▸ Provided records:
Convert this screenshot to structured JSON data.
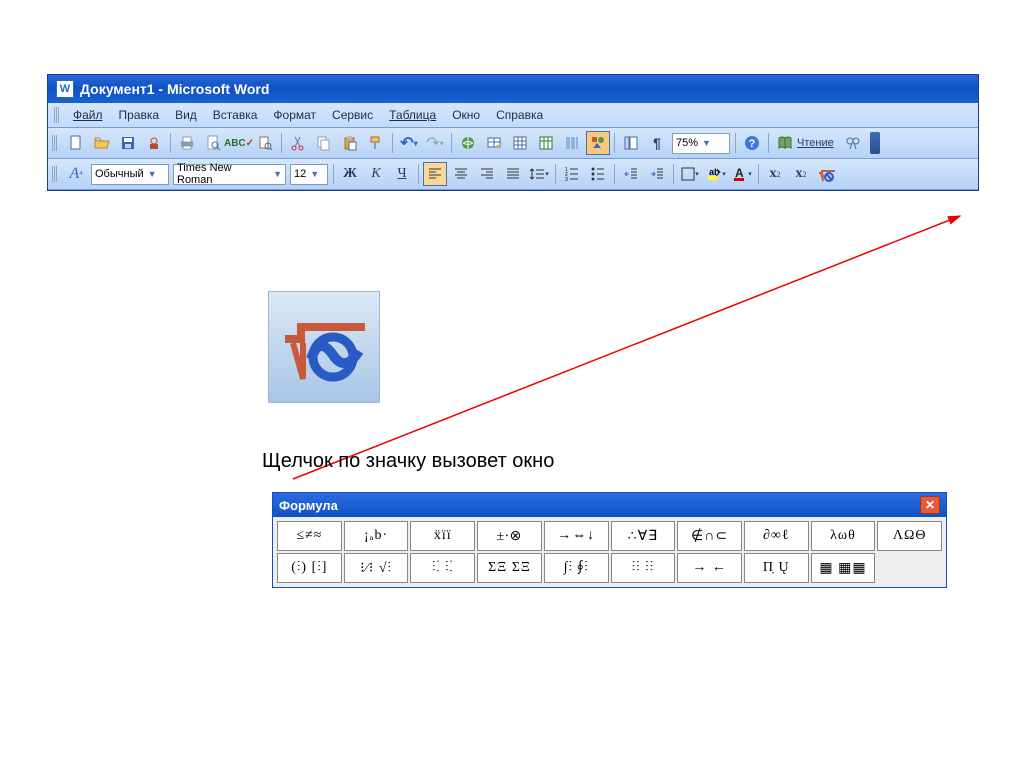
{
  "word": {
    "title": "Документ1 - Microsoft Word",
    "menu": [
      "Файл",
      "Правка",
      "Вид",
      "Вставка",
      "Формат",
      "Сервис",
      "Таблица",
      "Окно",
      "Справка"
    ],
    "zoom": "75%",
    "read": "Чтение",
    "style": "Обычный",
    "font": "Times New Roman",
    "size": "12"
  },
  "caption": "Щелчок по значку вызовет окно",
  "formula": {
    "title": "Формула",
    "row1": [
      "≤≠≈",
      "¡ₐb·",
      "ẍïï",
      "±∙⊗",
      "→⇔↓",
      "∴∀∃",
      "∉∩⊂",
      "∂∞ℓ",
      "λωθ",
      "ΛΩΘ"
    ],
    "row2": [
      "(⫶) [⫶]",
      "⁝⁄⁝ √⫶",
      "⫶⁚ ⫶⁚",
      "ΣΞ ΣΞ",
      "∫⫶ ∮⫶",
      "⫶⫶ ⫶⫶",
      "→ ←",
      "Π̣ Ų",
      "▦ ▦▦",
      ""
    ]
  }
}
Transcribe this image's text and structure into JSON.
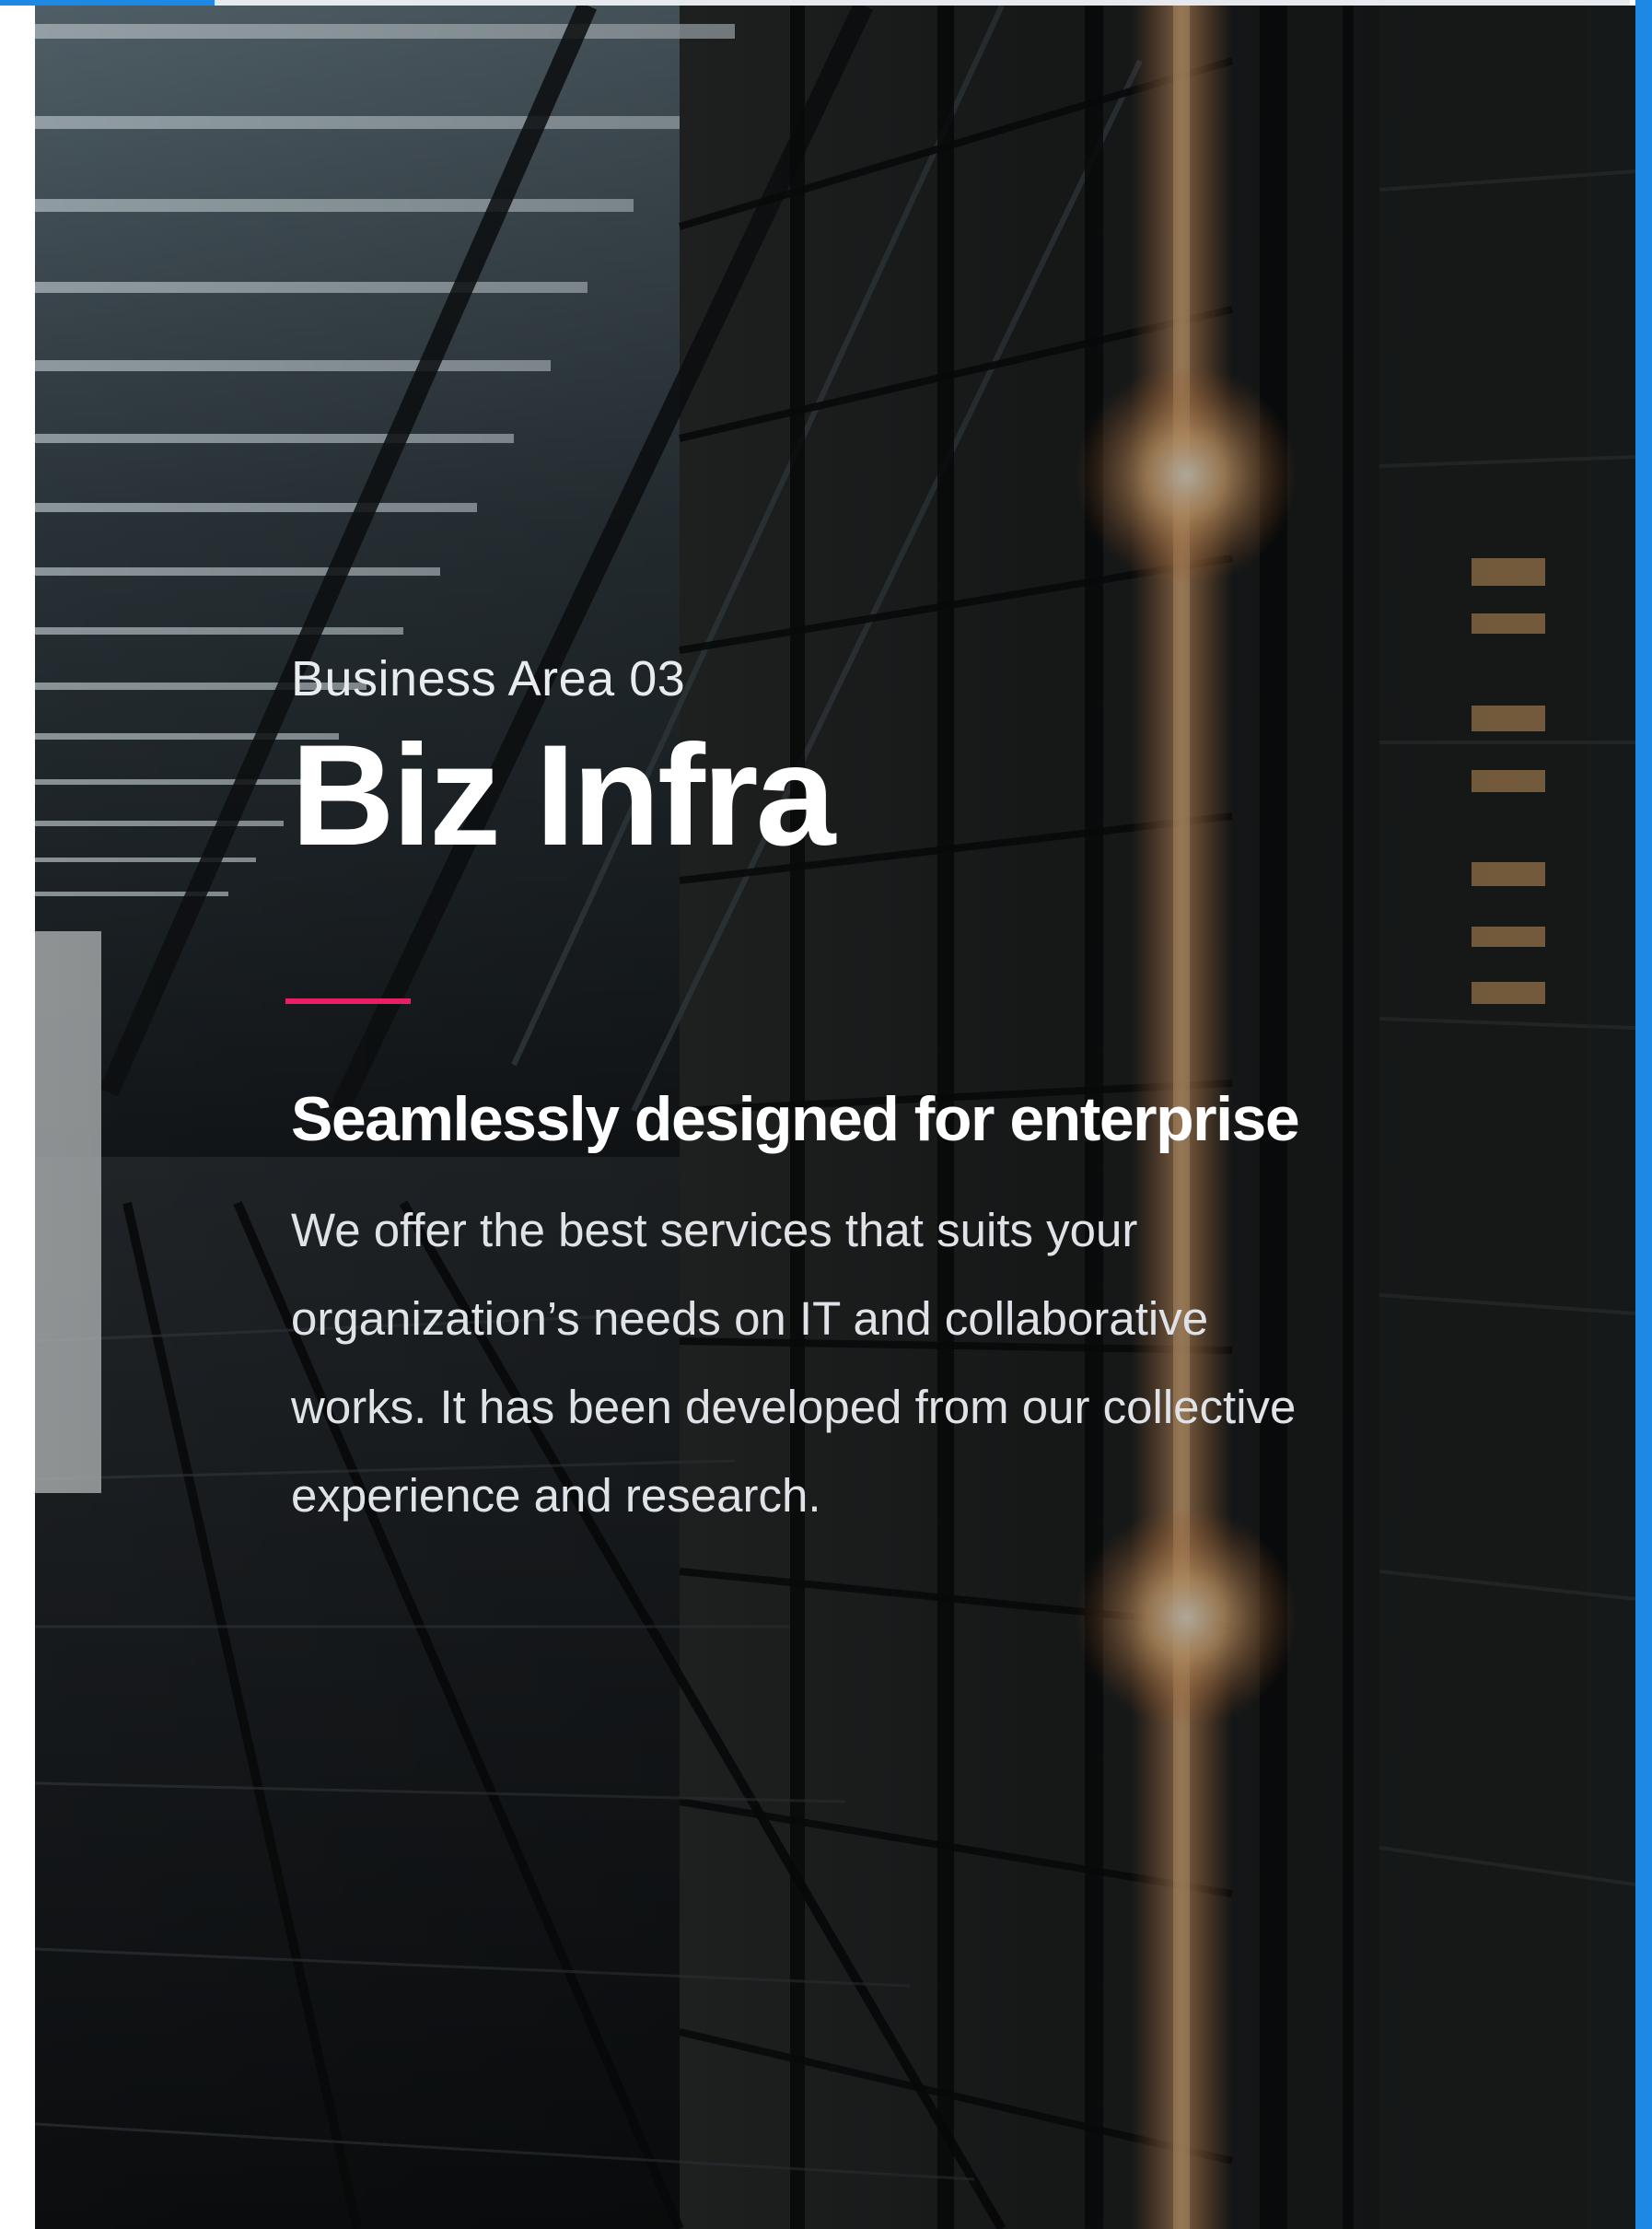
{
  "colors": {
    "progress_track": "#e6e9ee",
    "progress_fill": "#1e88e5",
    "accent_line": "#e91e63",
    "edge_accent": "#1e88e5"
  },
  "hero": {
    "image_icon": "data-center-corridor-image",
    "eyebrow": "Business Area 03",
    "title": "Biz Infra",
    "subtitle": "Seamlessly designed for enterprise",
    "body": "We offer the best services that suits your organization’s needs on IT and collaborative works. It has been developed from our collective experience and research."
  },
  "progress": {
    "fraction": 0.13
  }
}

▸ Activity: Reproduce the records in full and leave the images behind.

▸ Your response:
Convert this screenshot to structured JSON data.
{
  "word": {
    "title": "Документ1 - Microsoft Word",
    "menu": [
      "Файл",
      "Правка",
      "Вид",
      "Вставка",
      "Формат",
      "Сервис",
      "Таблица",
      "Окно",
      "Справка"
    ],
    "zoom": "75%",
    "read": "Чтение",
    "style": "Обычный",
    "font": "Times New Roman",
    "size": "12"
  },
  "caption": "Щелчок по значку вызовет окно",
  "formula": {
    "title": "Формула",
    "row1": [
      "≤≠≈",
      "¡ₐb·",
      "ẍïï",
      "±∙⊗",
      "→⇔↓",
      "∴∀∃",
      "∉∩⊂",
      "∂∞ℓ",
      "λωθ",
      "ΛΩΘ"
    ],
    "row2": [
      "(⫶) [⫶]",
      "⁝⁄⁝ √⫶",
      "⫶⁚ ⫶⁚",
      "ΣΞ ΣΞ",
      "∫⫶ ∮⫶",
      "⫶⫶ ⫶⫶",
      "→ ←",
      "Π̣ Ų",
      "▦ ▦▦",
      ""
    ]
  }
}
Transcribe this image's text and structure into JSON.
{
  "colors": {
    "progress_track": "#e6e9ee",
    "progress_fill": "#1e88e5",
    "accent_line": "#e91e63",
    "edge_accent": "#1e88e5"
  },
  "hero": {
    "image_icon": "data-center-corridor-image",
    "eyebrow": "Business Area 03",
    "title": "Biz Infra",
    "subtitle": "Seamlessly designed for enterprise",
    "body": "We offer the best services that suits your organization’s needs on IT and collaborative works. It has been developed from our collective experience and research."
  },
  "progress": {
    "fraction": 0.13
  }
}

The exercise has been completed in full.